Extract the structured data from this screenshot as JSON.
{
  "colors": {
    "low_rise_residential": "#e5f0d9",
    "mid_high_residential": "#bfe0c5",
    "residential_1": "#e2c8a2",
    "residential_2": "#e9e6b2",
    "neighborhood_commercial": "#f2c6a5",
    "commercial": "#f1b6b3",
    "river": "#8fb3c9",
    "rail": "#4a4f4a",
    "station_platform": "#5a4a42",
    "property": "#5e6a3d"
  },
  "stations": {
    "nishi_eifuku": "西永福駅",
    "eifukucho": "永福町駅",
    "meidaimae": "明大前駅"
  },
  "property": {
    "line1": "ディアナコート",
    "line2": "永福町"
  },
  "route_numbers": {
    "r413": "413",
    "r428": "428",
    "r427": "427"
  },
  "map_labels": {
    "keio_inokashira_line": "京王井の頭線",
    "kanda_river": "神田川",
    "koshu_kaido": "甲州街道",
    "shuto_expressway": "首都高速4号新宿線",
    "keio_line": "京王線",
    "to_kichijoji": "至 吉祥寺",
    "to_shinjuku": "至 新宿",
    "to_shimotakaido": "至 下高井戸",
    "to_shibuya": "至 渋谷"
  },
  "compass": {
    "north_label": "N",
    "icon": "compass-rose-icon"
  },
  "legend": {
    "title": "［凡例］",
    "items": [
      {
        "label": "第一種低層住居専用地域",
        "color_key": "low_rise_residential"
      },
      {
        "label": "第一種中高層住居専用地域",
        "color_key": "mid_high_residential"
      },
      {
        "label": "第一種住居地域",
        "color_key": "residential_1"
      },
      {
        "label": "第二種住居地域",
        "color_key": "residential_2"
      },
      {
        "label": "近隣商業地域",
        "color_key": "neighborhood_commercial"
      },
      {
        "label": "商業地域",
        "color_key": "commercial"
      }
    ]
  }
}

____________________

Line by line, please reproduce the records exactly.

__OUTPUT BELOW__.
Extract the structured data from this screenshot as JSON.
{
  "colors": {
    "low_rise_residential": "#e5f0d9",
    "mid_high_residential": "#bfe0c5",
    "residential_1": "#e2c8a2",
    "residential_2": "#e9e6b2",
    "neighborhood_commercial": "#f2c6a5",
    "commercial": "#f1b6b3",
    "river": "#8fb3c9",
    "rail": "#4a4f4a",
    "station_platform": "#5a4a42",
    "property": "#5e6a3d"
  },
  "stations": {
    "nishi_eifuku": "西永福駅",
    "eifukucho": "永福町駅",
    "meidaimae": "明大前駅"
  },
  "property": {
    "line1": "ディアナコート",
    "line2": "永福町"
  },
  "route_numbers": {
    "r413": "413",
    "r428": "428",
    "r427": "427"
  },
  "map_labels": {
    "keio_inokashira_line": "京王井の頭線",
    "kanda_river": "神田川",
    "koshu_kaido": "甲州街道",
    "shuto_expressway": "首都高速4号新宿線",
    "keio_line": "京王線",
    "to_kichijoji": "至 吉祥寺",
    "to_shinjuku": "至 新宿",
    "to_shimotakaido": "至 下高井戸",
    "to_shibuya": "至 渋谷"
  },
  "compass": {
    "north_label": "N",
    "icon": "compass-rose-icon"
  },
  "legend": {
    "title": "［凡例］",
    "items": [
      {
        "label": "第一種低層住居専用地域",
        "color_key": "low_rise_residential"
      },
      {
        "label": "第一種中高層住居専用地域",
        "color_key": "mid_high_residential"
      },
      {
        "label": "第一種住居地域",
        "color_key": "residential_1"
      },
      {
        "label": "第二種住居地域",
        "color_key": "residential_2"
      },
      {
        "label": "近隣商業地域",
        "color_key": "neighborhood_commercial"
      },
      {
        "label": "商業地域",
        "color_key": "commercial"
      }
    ]
  }
}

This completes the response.